Maurer, R. G., and Damasio, A. R. (1979). Vestibular dysfunction in autistic children. Dev. Med. Child Neurol. 21, 656–659.
Minshew, MD, Nancy J. and Williams, PhD, Diane L. “The New Neurobiology of Autism.” Arch Neurol. 2007; Vol. 64(7):945-950
Shoener, Rachel F., Kinnealey, Moya and Koenig, Kristie P. “You Can Know Me Now If You Listen: Sensory, Motor and Communication Issues in a Nonverbal Person With Autism.” The American Journal of Occupational Therapy. Sept/Oct 2008, Vol 62, Num 5, 547-553
Teisl, Mario F.; Rubin, Jonathan and Noblet, Caroline L. 2006. It takes two to tango: Modeling the dance between eco-labels and consumers Invited paper, Economics Institute of Zagreb, Croatia. January 31.
Thaut, M. H.; Kenyon, G. P.; Schauer, M. L. and McIntosh, G. C. “The Connection Between Rhythmnicity and Brain Function.” IEEE Engineering in Medicine and Biology. March/April 1999, 101-108.
Torres, E. B. et al. Characterization of the Statistical Signatures of Micro-Movements Underlying Natural Gait Patterns in Children with Phelan McDermid Syndrome: Towards Precision-Phenotyping of Behavior in ASD. Frontiers in Integrative Neuroscience 22, 1–22, doi: 10.3389/fnint.2016.00022 (2016).
Torres, E. B. Signatures of movement variability anticipate hand speed according to levels of intent.
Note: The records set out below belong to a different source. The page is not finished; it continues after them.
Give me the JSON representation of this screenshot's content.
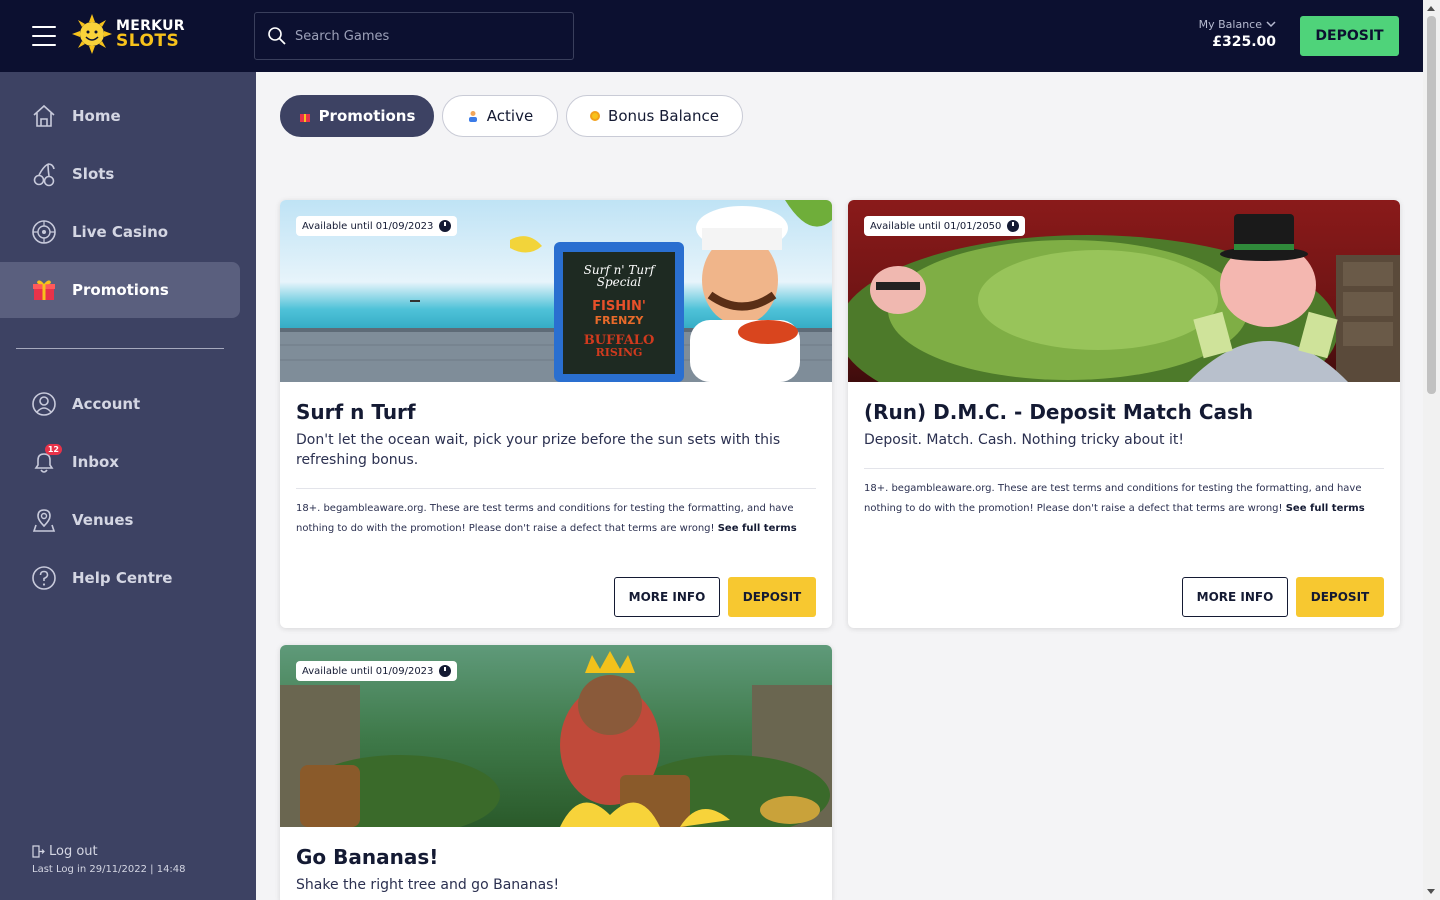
{
  "header": {
    "logo_line1": "MERKUR",
    "logo_line2": "SLOTS",
    "search_placeholder": "Search Games",
    "balance_label": "My Balance",
    "balance_amount": "£325.00",
    "deposit_label": "DEPOSIT"
  },
  "sidebar": {
    "items": [
      {
        "label": "Home",
        "icon": "home-icon"
      },
      {
        "label": "Slots",
        "icon": "cherries-icon"
      },
      {
        "label": "Live Casino",
        "icon": "roulette-icon"
      },
      {
        "label": "Promotions",
        "icon": "gift-icon",
        "active": true
      },
      {
        "label": "Account",
        "icon": "user-icon"
      },
      {
        "label": "Inbox",
        "icon": "bell-icon",
        "badge": "12"
      },
      {
        "label": "Venues",
        "icon": "location-icon"
      },
      {
        "label": "Help Centre",
        "icon": "help-icon"
      }
    ],
    "logout_label": "Log out",
    "last_login": "Last Log in 29/11/2022 | 14:48"
  },
  "tabs": [
    {
      "label": "Promotions",
      "active": true
    },
    {
      "label": "Active"
    },
    {
      "label": "Bonus Balance"
    }
  ],
  "promotions": [
    {
      "available": "Available until 01/09/2023",
      "title": "Surf n Turf",
      "description": "Don't let the ocean wait,  pick your prize before the sun sets with this refreshing bonus.",
      "terms": "18+. begambleaware.org. These are test terms and conditions for testing the formatting, and have nothing to do with the promotion! Please don't raise a defect that terms are wrong!",
      "terms_link": "See full terms",
      "more_info": "MORE INFO",
      "deposit": "DEPOSIT",
      "image_text": [
        "Surf n' Turf",
        "Special",
        "FISHIN'",
        "FRENZY",
        "BUFFALO",
        "RISING"
      ]
    },
    {
      "available": "Available until 01/01/2050",
      "title": "(Run) D.M.C. - Deposit Match Cash",
      "description": "Deposit. Match. Cash. Nothing tricky about it!",
      "terms": "18+. begambleaware.org. These are test terms and conditions for testing the formatting, and have nothing to do with the promotion! Please don't raise a defect that terms are wrong!",
      "terms_link": "See full terms",
      "more_info": "MORE INFO",
      "deposit": "DEPOSIT"
    },
    {
      "available": "Available until 01/09/2023",
      "title": "Go Bananas!",
      "description": "Shake the right tree and go Bananas!"
    }
  ],
  "colors": {
    "header_bg": "#0c1030",
    "sidebar_bg": "#3d4263",
    "deposit_green": "#4fd37a",
    "deposit_yellow": "#f7c830"
  }
}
Behavioral and Brain Functions 9, 10, doi: 10.1186/1744-9081-9-10 (2013).
Torres E. B., Brincker M, Isenhower RW, Yanovich P, Stigler KA, Nurnberger JI, Metaxas DN and José JV (2013) Autism: the micro-movement perspective. Front. Integr. Neurosci. 7:32.
Maria Brincker, Elizabeth B. Torres. Front Integr Neurosci. 2013; 7: 34. Published online 2013 July 24.
Creating Optimal Rhythms for Life,
Learning, Communication, and Independence
Our private day school provides students with severe autism:
We have a number of outreach projects we are offering soon: